Classic Review – On the Waterfront (1954)

Title – On the Waterfront (1954)

Director – Elia Kazan (East of Eden)

Cast – Marlon Brando, Eva Marie Saint, Karl Malden, Lee J. Cobb, Rod Steiger

Plot – Once a contender to be a prized fighter, dock worker Terry Malloy (Brando) now finds himself working for corrupt dock boss Johnny Friendly (Cobb), a tenuous relationship that threatens to break apart when Terry falls for Edie Doyle (Saint), the sister of a man Friendly has just had murdered.

“The only arithmetic he ever got was hearing the referee count up to ten”

Review by Eddie on 01/06/2020

While he’d already made his mark in the industry with noted performances in A Streetcar Named Desire, Julius Caesar and The Wild One, 1954 was the year in which Marlon Brando became etched in Hollywood history with his Oscar winning performance in the critically lauded and instantly renowned On the Waterfront.

Teaming up once more with his Streetcar director Elia Kazan (who also won one of Waterfront’s other 7 Oscars outside of Brando’s Best Actor gong), Brando’s much copied and effortlessly cool performance as wannabe pro-boxer turned small-time hoodlum and dock worker Terry Malloy is the type of performance that changed the shape of feature film acting moving forward and to this day remains an impressive piece of work in a film that whilst melodramatic and heavy-handed in parts, deserves its place amongst the classics of American cinema.

From the moment we are first introduced to Malloy, clad in his leather jacket after a hard day’s work on the unforgiving docks of New York City, docks run by Lee J. Cobb’s corrupt docks boss Johnny Friendly, you know that Brando was born to play the role of a man whose tough exterior clearly houses a softer heart, a heart that finds itself falling for Eva Marie Saint’s softly spoken Edie.

There’s nothing ground-breaking as such about Waterfront’s plot, particularly in today’s climate where the set-up and pay-off of the film feels more familiar with various incarnations of this story taking place in the time since initial release, but with Brando front and centre throughout most of the films runtime and his strong chemistry with Saint (in her film debut) a joy to behold, Waterfront is an engaging piece of dramatic film-making that has aged far better than many of its counterparts of the time that don’t have the assured directional hand of Kazan guiding them throughout time or the ageless performances of its leads holding up to today’s standards.

The whole production under the eye of Kazan is one of the highest quality, engaging the services of legendary composer Leonard Bernstein and shot under the watchful eye of Oscar winning D.O.P Boris Kaufman, Waterfront’s impressively constructed world of steamy docks, pigeon-clad rooftops and gritty warehouses makes for a lived in world that feels as alive today as it did all those years ago.

Final Say –

Backed by a legendary turn from one of the all-time greats, On the Waterfront is still a powerful and impressive feat of dramatic film-making that is mandatory viewing for any one that considers themselves a die-hard cinema fan.

4 pigeons out of 5

5 responses to “Classic Review – On the Waterfront (1954)

  1. I couldn’t agree with you more.

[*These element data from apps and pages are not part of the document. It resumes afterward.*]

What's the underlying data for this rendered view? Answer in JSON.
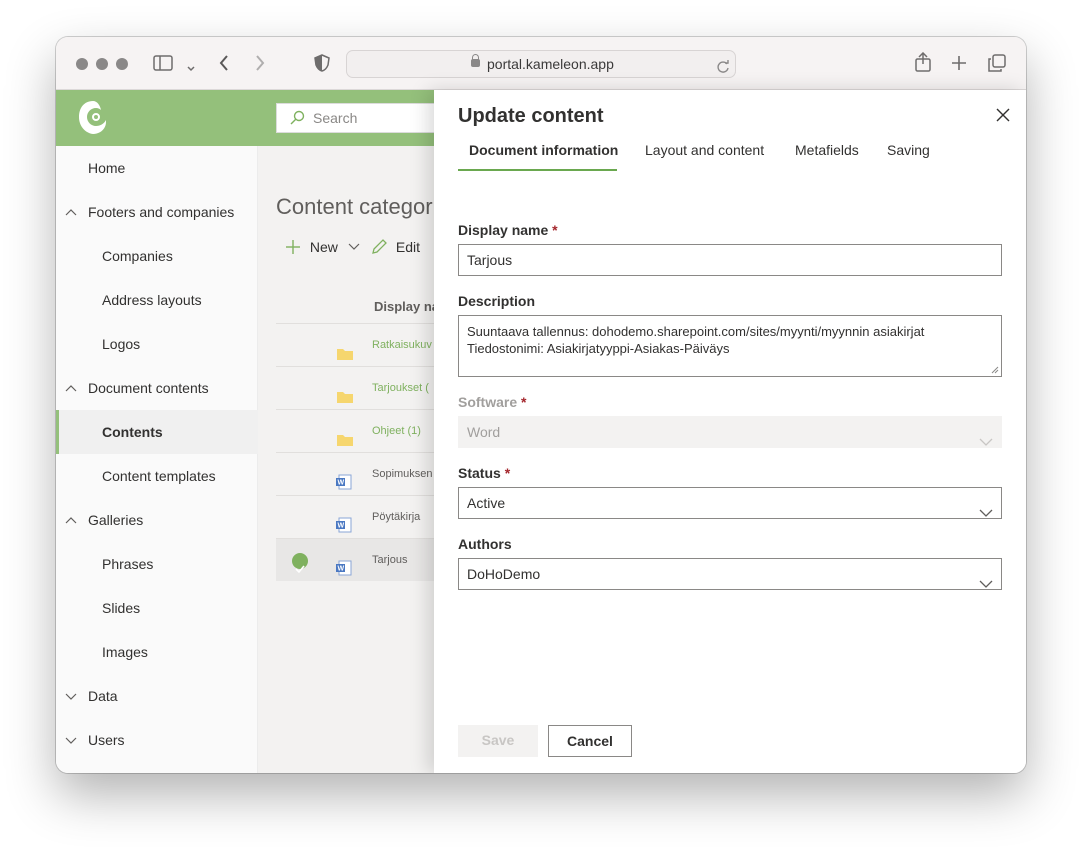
{
  "browser": {
    "url": "portal.kameleon.app",
    "icons": [
      "sidebar-icon",
      "chevron-down-icon",
      "back-icon",
      "forward-icon",
      "shield-icon",
      "lock-icon",
      "reload-icon",
      "share-icon",
      "new-tab-icon",
      "tabs-icon"
    ]
  },
  "app": {
    "search_placeholder": "Search"
  },
  "nav": {
    "items": [
      {
        "label": "Home",
        "level": "top"
      },
      {
        "label": "Footers and companies",
        "level": "group",
        "expanded": true
      },
      {
        "label": "Companies",
        "level": "sub"
      },
      {
        "label": "Address layouts",
        "level": "sub"
      },
      {
        "label": "Logos",
        "level": "sub"
      },
      {
        "label": "Document contents",
        "level": "group",
        "expanded": true
      },
      {
        "label": "Contents",
        "level": "sub",
        "active": true
      },
      {
        "label": "Content templates",
        "level": "sub"
      },
      {
        "label": "Galleries",
        "level": "group",
        "expanded": true
      },
      {
        "label": "Phrases",
        "level": "sub"
      },
      {
        "label": "Slides",
        "level": "sub"
      },
      {
        "label": "Images",
        "level": "sub"
      },
      {
        "label": "Data",
        "level": "group",
        "expanded": false
      },
      {
        "label": "Users",
        "level": "group",
        "expanded": false
      }
    ]
  },
  "content": {
    "title": "Content categor",
    "new_label": "New",
    "edit_label": "Edit",
    "column_display_name": "Display na",
    "rows": [
      {
        "name": "Ratkaisukuv",
        "type": "folder"
      },
      {
        "name": "Tarjoukset (",
        "type": "folder"
      },
      {
        "name": "Ohjeet (1)",
        "type": "folder"
      },
      {
        "name": "Sopimuksen",
        "type": "word"
      },
      {
        "name": "Pöytäkirja",
        "type": "word"
      },
      {
        "name": "Tarjous",
        "type": "word",
        "selected": true
      }
    ]
  },
  "panel": {
    "title": "Update content",
    "tabs": [
      "Document information",
      "Layout and content",
      "Metafields",
      "Saving"
    ],
    "active_tab": "Document information",
    "display_name_label": "Display name",
    "display_name_value": "Tarjous",
    "description_label": "Description",
    "description_line1": "Suuntaava tallennus: dohodemo.sharepoint.com/sites/myynti/myynnin asiakirjat",
    "description_line2": "Tiedostonimi: Asiakirjatyyppi-Asiakas-Päiväys",
    "software_label": "Software",
    "software_value": "Word",
    "status_label": "Status",
    "status_value": "Active",
    "authors_label": "Authors",
    "authors_value": "DoHoDemo",
    "required_mark": "*",
    "save_label": "Save",
    "cancel_label": "Cancel"
  },
  "colors": {
    "brand_green": "#94c07b",
    "accent_green": "#6aa84f",
    "required_red": "#a4262c"
  }
}
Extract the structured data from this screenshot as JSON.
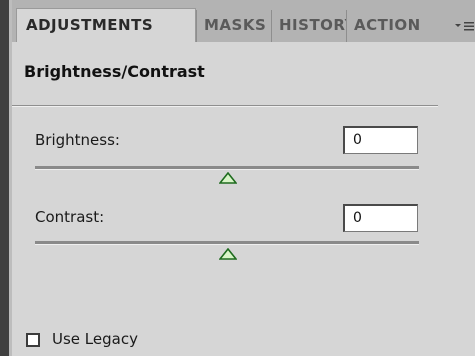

I’d of given it 5 pigeons. It’s gotta be up there as the best film ever. Seriously. The “I could have been a contender” scene always gets to me.

    • That scene is an amazing piece of acting! The film has really made me want to go back through some more of Brando’s early film work.
      E

  2. Pingback: Classic Review – On the Waterfront (1954) — Jordan and Eddie (The Movie Guys) – Chicago FEEDBACK Film Festival·

  3. Pingback: Classic Review – On the Waterfront (1954) — Jordan and Eddie (The Movie Guys) | Under 5 minute & Smartphone festival·

  4. Pingback: Classic Review – On the Waterfront (1954) — Jordan and Eddie (The Movie Guys) | Festival for Drama in Film, Screenplays, Novels·

Leave a Reply

Fill in your details below or click an icon to log in:

WordPress.com Logo

You are commenting using your WordPress.com account. Log Out /  Change )

Google photo

You are commenting using your Google account. Log Out /  Change )

Twitter picture

You are commenting using your Twitter account. Log Out /  Change )

Facebook photo

You are commenting using your Facebook account. Log Out /  Change )

Connecting to %s